* Task directions *
Using the entries that follow, establish how many lines contain the word "group" and give only that figure.

* Listed records *
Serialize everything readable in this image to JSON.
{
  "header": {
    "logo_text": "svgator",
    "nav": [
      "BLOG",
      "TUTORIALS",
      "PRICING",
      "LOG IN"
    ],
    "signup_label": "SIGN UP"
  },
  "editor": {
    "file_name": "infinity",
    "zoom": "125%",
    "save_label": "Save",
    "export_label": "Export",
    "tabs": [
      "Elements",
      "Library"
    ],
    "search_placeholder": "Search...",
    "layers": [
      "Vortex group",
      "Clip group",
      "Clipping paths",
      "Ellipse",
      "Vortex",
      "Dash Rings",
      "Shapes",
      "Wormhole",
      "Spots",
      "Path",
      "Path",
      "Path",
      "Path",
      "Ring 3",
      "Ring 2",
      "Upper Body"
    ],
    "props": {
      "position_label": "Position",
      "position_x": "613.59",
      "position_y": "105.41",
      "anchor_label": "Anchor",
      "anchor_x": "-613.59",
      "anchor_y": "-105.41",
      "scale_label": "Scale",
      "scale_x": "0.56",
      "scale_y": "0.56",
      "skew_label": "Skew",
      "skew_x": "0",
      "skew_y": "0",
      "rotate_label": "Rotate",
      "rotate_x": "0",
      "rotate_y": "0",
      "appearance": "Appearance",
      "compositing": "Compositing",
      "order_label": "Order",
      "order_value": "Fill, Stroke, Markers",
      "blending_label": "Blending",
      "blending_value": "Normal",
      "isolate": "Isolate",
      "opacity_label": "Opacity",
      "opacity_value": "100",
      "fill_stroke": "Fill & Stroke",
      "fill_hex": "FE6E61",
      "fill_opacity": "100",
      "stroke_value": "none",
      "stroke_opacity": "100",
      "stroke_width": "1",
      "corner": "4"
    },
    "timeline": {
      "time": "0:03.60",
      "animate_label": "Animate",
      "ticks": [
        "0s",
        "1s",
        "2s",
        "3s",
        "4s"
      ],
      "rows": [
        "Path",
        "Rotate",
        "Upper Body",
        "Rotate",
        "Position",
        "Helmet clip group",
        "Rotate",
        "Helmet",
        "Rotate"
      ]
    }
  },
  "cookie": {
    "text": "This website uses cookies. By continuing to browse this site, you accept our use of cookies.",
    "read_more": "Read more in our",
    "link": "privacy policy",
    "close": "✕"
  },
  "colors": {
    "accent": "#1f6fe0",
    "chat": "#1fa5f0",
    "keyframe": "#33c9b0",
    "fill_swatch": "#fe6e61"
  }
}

* Result for this task *
3